Hearst introduces shoppable Amazon SmileCodes to print publications

Amazon's SmileCodes in Seventeen magazine
Amazon’s SmileCodes in Seventeen magazine

Hearst has unveiled a deal with Amazon to place scannable SmileCodes on Cosmopolitan and Seventeen magazines, allowing readers to purchase straight from its pages.

Amazon’s SmileCodes are branded QR codes that link to sales pages and other content when scanned using the Amazon app. With the Hearst partnership, codes will be placed alongside selected items that once scanned, lead readers to the item on dedicated Cosmo and Seventeen stores on Amazon.com.

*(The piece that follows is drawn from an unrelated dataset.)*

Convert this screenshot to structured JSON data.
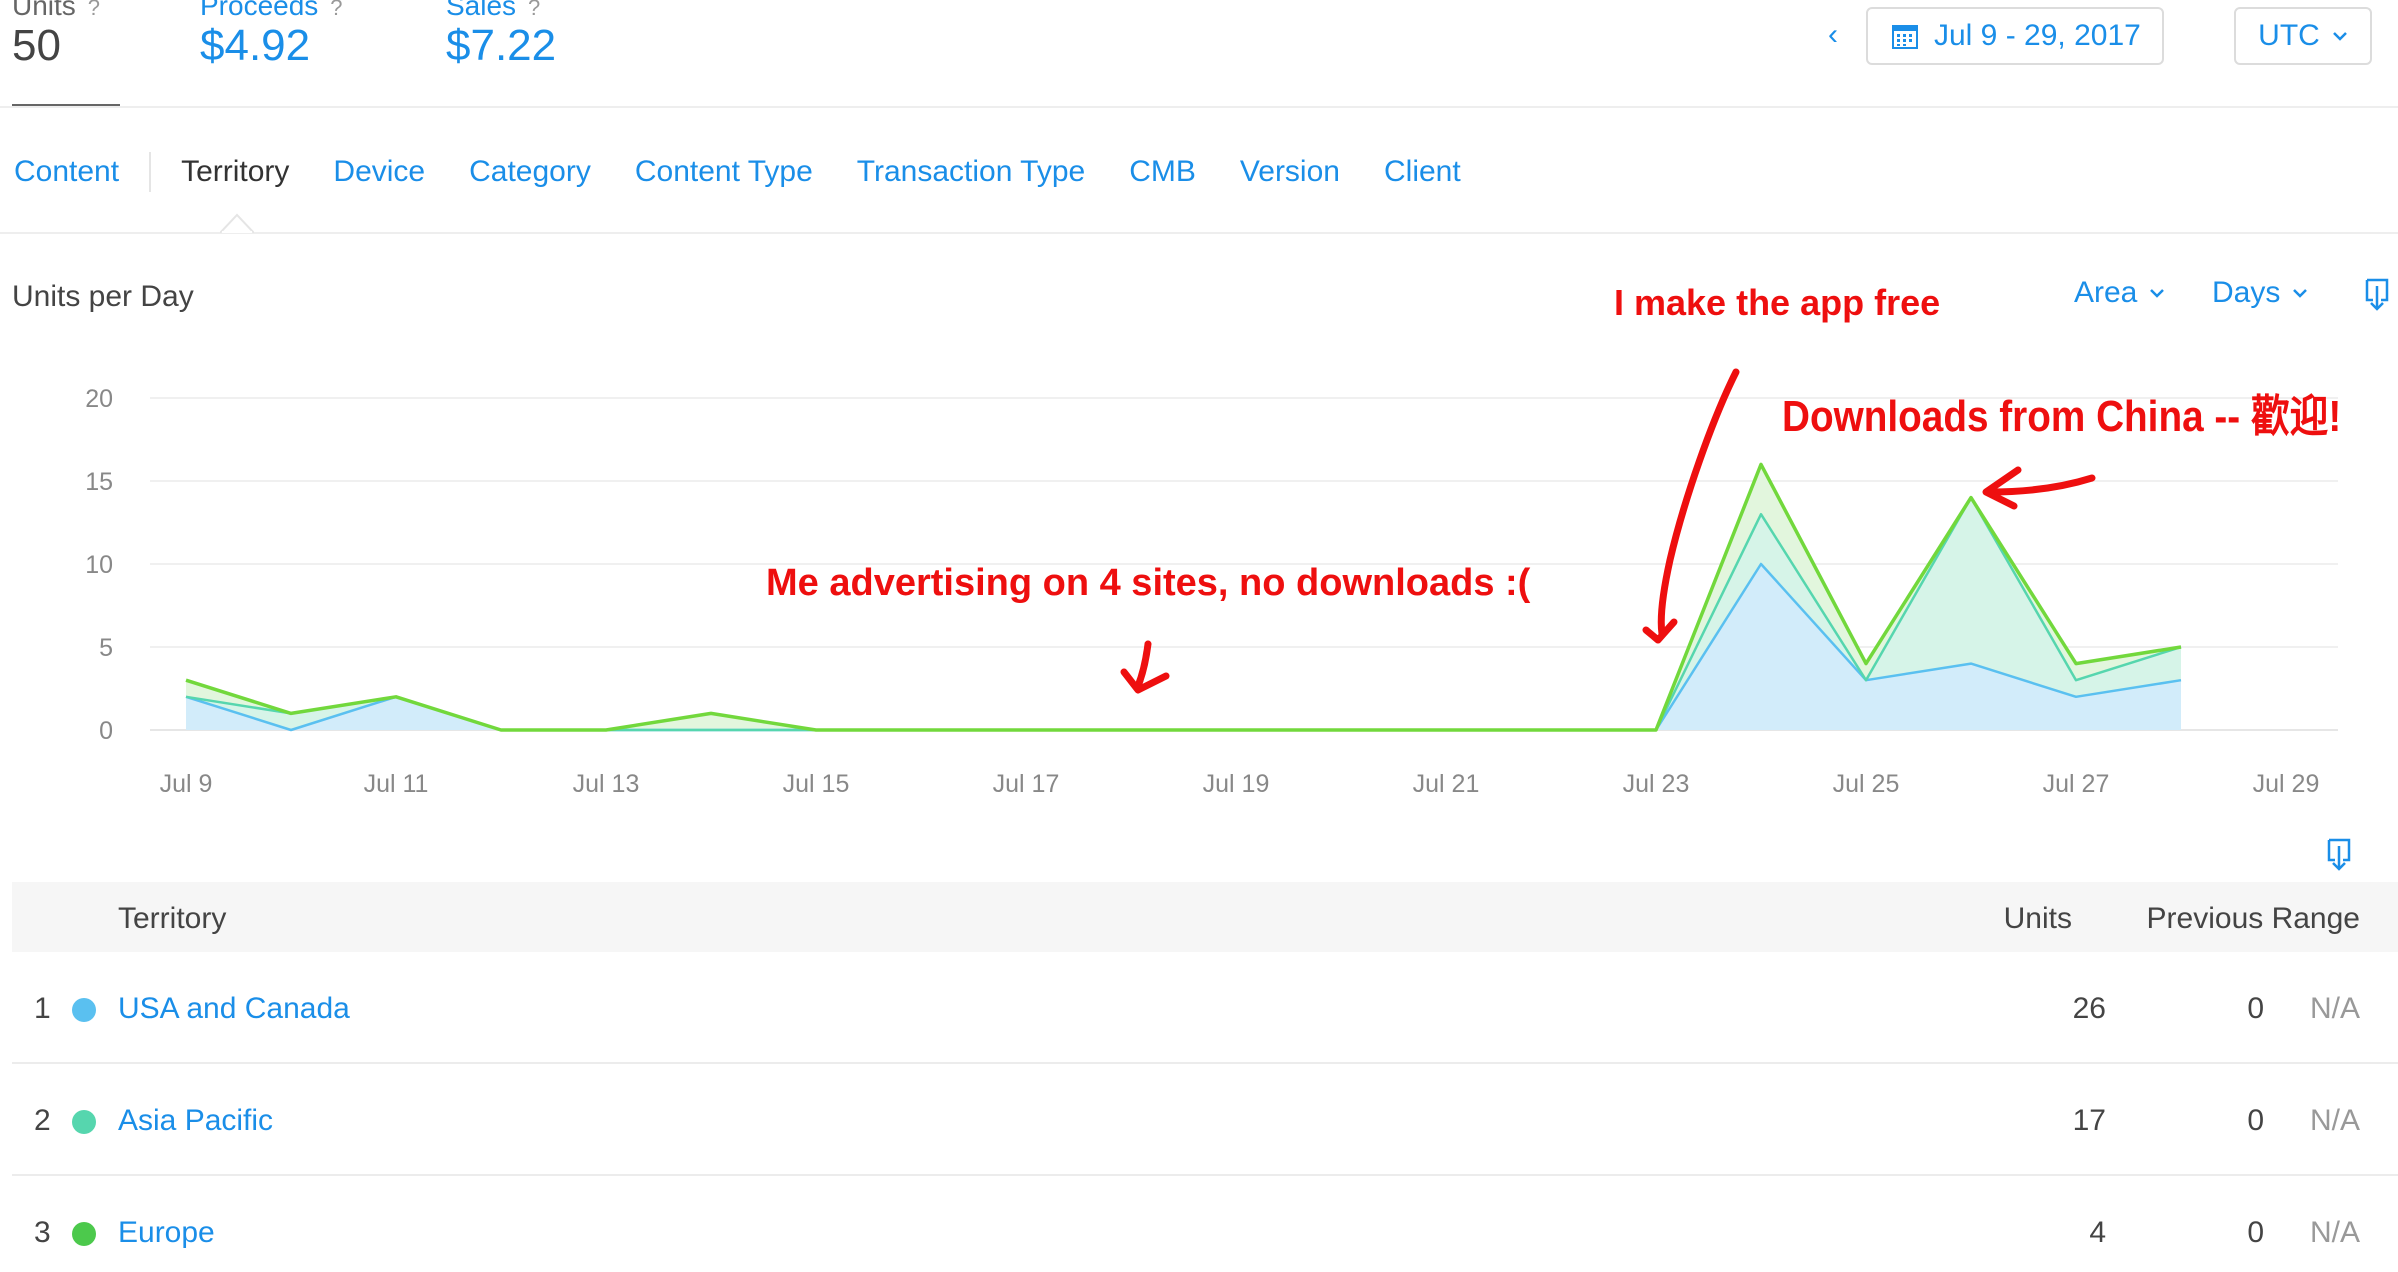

Customers can also access the online stores directly, where the publications will launch a “See, Love, Shop!” storefront that is updated monthly to correspond to the print publishing schedule.

“Amazon offers a wide selection of products, fast and free shipping options and low prices, and by teaming up we will be providing Cosmopolitan and Seventeen readers the opportunity to ‘see, love, and shop’ the products our editors showcase and they covet,” said Donna Kalajian Lagani, senior vice president and publishing director of Cosmopolitan and Seventeen. “We are using the latest technology to create a new instant and interactive experience moving our readers down the purchase funnel.”

Items are selected either by the magazines’ editorial teams or exist within ads by selected brands. They will range from categories such as beauty, fashion, wellness and books. So far partners include beauty and personal care brands like Olay, Neutrogena and Cover Girl. To further spotlight “See, Love, Shop!”, the magazines will also be posting shoppable listicles on their websites and promoting certain selections via social media.

Amazon SmileCodes has so far been running as a pilot in Europe, but the Hearst deal marks its official US debut. The online giant has vouched to promote new storefronts, which in turn will likely help promote its SmileCodes feature.